Task details: Print the data again, exactly.

··· Input for this task

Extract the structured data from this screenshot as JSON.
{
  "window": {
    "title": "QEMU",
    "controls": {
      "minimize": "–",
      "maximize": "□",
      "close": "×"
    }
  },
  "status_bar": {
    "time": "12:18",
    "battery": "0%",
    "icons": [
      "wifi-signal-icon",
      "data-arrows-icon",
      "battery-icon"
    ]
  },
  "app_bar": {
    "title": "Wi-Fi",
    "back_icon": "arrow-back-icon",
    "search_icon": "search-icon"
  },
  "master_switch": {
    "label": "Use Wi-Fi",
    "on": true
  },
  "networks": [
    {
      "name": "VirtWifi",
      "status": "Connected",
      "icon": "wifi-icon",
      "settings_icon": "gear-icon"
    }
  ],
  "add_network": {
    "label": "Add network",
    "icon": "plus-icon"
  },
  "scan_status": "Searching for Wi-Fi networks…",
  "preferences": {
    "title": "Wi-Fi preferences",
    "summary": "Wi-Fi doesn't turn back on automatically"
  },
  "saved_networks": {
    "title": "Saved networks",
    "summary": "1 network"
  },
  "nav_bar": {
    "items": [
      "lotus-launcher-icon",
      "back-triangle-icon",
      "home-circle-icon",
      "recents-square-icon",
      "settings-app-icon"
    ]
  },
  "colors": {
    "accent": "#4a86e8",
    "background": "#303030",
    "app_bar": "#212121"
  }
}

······

Solution to this problem:
Extract the structured data from this screenshot as JSON.
{
  "window": {
    "title": "QEMU",
    "controls": {
      "minimize": "–",
      "maximize": "□",
      "close": "×"
    }
  },
  "status_bar": {
    "time": "12:18",
    "battery": "0%",
    "icons": [
      "wifi-signal-icon",
      "data-arrows-icon",
      "battery-icon"
    ]
  },
  "app_bar": {
    "title": "Wi-Fi",
    "back_icon": "arrow-back-icon",
    "search_icon": "search-icon"
  },
  "master_switch": {
    "label": "Use Wi-Fi",
    "on": true
  },
  "networks": [
    {
      "name": "VirtWifi",
      "status": "Connected",
      "icon": "wifi-icon",
      "settings_icon": "gear-icon"
    }
  ],
  "add_network": {
    "label": "Add network",
    "icon": "plus-icon"
  },
  "scan_status": "Searching for Wi-Fi networks…",
  "preferences": {
    "title": "Wi-Fi preferences",
    "summary": "Wi-Fi doesn't turn back on automatically"
  },
  "saved_networks": {
    "title": "Saved networks",
    "summary": "1 network"
  },
  "nav_bar": {
    "items": [
      "lotus-launcher-icon",
      "back-triangle-icon",
      "home-circle-icon",
      "recents-square-icon",
      "settings-app-icon"
    ]
  },
  "colors": {
    "accent": "#4a86e8",
    "background": "#303030",
    "app_bar": "#212121"
  }
}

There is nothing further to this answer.